_What to work on:_ Provide the number of lines below containing the word "Show", without any other words.

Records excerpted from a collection
=== Begin Enclosure ===

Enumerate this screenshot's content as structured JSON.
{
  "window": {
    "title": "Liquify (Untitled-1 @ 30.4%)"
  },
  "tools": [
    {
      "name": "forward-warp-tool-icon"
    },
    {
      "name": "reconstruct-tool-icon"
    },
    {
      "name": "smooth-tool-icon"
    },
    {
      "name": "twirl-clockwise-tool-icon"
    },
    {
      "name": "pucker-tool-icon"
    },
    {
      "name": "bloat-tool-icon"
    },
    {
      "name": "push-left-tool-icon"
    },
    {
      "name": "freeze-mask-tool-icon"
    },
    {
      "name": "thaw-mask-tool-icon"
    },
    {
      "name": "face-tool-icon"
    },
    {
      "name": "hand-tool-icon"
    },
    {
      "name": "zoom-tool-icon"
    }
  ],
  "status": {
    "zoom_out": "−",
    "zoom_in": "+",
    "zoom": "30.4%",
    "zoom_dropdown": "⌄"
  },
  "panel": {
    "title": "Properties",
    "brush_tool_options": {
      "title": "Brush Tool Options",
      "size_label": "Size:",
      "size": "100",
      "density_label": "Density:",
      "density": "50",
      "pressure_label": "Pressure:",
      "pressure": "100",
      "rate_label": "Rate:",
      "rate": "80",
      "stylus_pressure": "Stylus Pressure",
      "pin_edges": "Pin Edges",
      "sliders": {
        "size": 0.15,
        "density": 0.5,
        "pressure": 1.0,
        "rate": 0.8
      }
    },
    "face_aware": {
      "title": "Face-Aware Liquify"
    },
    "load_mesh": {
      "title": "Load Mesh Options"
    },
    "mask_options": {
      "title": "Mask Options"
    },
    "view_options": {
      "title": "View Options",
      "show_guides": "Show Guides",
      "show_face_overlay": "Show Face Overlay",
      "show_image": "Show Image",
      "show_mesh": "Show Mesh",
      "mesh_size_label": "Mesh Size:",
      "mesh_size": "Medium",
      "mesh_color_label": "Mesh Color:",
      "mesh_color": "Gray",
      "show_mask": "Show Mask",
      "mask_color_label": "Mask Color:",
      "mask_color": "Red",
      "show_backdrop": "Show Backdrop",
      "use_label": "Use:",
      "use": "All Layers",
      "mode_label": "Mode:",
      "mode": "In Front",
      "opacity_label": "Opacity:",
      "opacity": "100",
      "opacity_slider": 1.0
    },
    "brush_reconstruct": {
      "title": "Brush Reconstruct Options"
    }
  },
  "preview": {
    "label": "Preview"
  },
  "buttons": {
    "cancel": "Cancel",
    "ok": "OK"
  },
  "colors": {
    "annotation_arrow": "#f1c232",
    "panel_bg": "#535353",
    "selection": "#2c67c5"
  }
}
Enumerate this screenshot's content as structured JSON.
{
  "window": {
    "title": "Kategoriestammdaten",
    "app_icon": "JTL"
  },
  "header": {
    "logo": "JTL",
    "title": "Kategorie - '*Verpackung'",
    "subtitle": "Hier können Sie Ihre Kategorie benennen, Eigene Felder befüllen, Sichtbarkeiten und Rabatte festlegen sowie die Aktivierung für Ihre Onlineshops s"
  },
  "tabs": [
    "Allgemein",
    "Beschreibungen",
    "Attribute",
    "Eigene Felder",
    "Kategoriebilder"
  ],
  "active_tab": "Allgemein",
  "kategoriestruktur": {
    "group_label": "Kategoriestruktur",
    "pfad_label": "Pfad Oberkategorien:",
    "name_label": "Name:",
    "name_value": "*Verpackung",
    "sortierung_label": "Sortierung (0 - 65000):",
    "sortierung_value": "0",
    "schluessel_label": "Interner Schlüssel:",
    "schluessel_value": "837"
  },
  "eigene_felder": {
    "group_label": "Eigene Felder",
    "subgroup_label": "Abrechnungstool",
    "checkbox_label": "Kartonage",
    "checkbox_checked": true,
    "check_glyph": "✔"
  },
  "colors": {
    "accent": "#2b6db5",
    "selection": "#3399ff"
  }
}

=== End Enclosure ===

_Task answer:_ 6